This Eugene Onegin is the first production directed by Kasper Holten for the Royal Opera House. Costumes are by Katrina Lindsay, sets designed by Mia Stensgaard, with lighting by Wolfgang Göbbel. There are many plusses about this performance, taped in February 2013. Sets are beautiful, lighting often is spectacular. Keenlyside is his reliable self, and Pavo Breslik is a superb Lensky, who can act as well as sing. However, Krassimira Stoyanova is a somewhat matronly Tatiana, with a somewhat harsh sound, and her heavy emoting is often captured close-up by the cameras. The major problem is the director's decision to have young dancers portray the inner emotions of Onegin and Tatiana; thus often we have two figures on stage, often detracting, and really unnecessary. For some reason, Lensky drags a large branch of a tree on stage, and after the duel his body remains onstage entirely too long. Video and audio are superb, but DVD production leaves much to be desired. Set-up took longer than it should, and there are no clear instructions on how to eliminate the director's justification for his approach to Tchaikovsky's masterpiece. And there is no DVD booklet tracking information, a major omission. This is not one of the better Onegins available on DVD.

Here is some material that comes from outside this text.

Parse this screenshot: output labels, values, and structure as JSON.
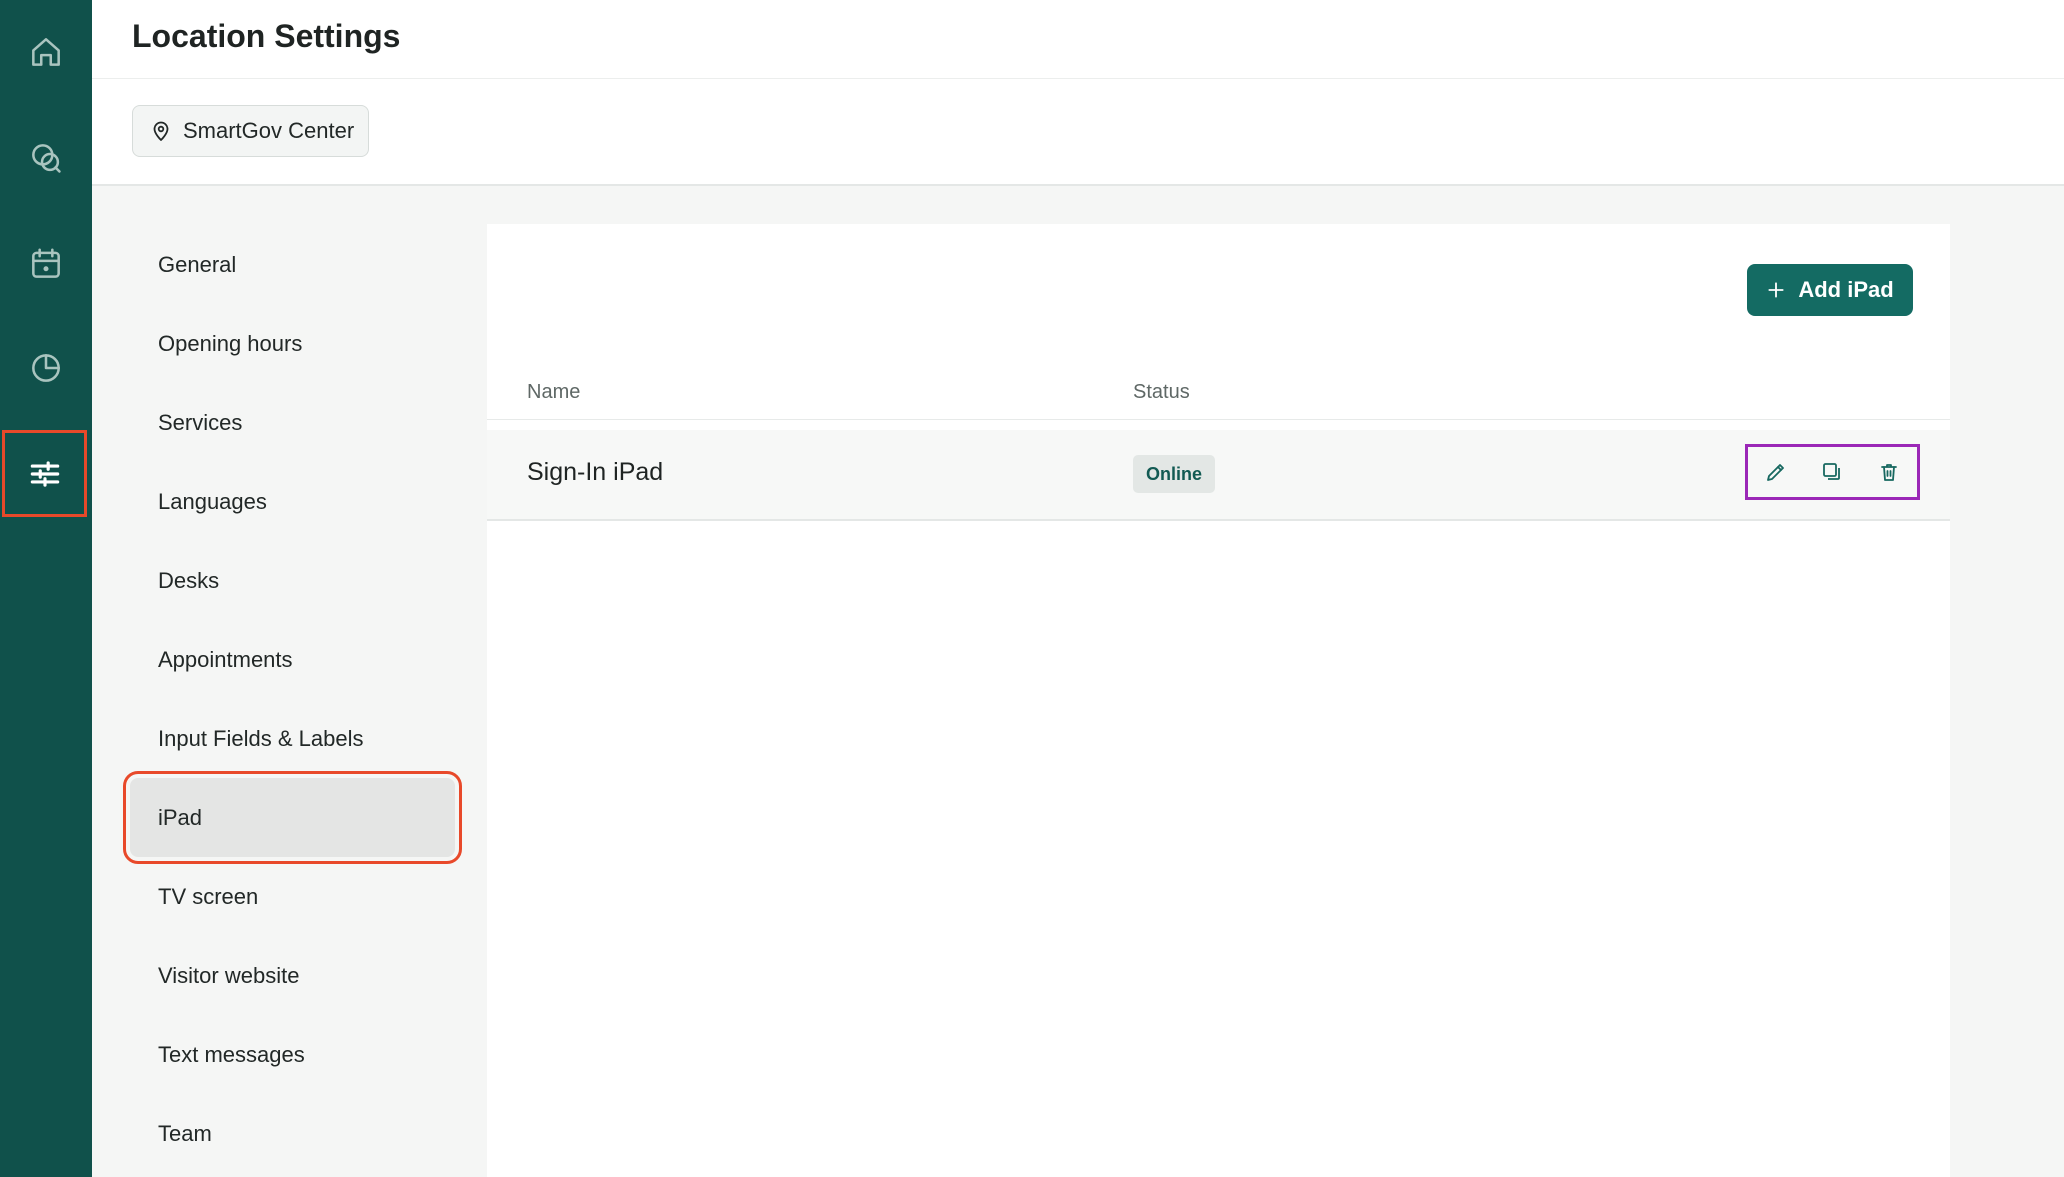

The countless admirers of Glenn Gould will wish to investigate this film by Yosil Feyginberg focusing on the pianist's highly successful tour of Russia in 1957. We have photos and recordings from concerts and events, many never before published—but, unfortunately, none of the performances are complete. We also gave commentary by Mstislav Rostropovich, Vladimir Ashkenazy, Walter Homberger (Gould's manager), and Henrietta Belyaeva who was his translator. Some of Gould's eccentricities are mentioned and observed in his performances. In the early 1960s I saw several performances by Gould with the Baltimore Symphony conducted b Peter Herman Adler. I recall Adler wanted to hire Gould for the Brahms Concerto No. 1 which he had just performed with Leonard Bernstein and the New York Philharmonic, a controversial interpretation as pianist and conductor had very different ideas. However, when Gould played the concerto in Baltimore, it was, surprisingly, a very standard reading. Gould also played Bach's Brandenburg Concerto No. 5 and a stunning performance of Strauss's Burlesque. I remember when he played Beethoven's Concerto No. 4, after playing the solo opening bars of the work, he turned and stared at the audience turning back to the keyboard a split second before the piano's entry. This new film is valuable, but poorly produced. There are tracks on the DVD, they are not identified, and there is no listing anywhere of contents—major oversights considering all of the people involved in production. How unfortunate there are no complete performances, just snippets, often with interrupting dialogue. Surely there must be some complete performances in the archives, but none are included here. Playing time is considerably less than an hour. This is an intriguing release, if a disappointing one considering what it might have been.
R.E.B. (November 2013)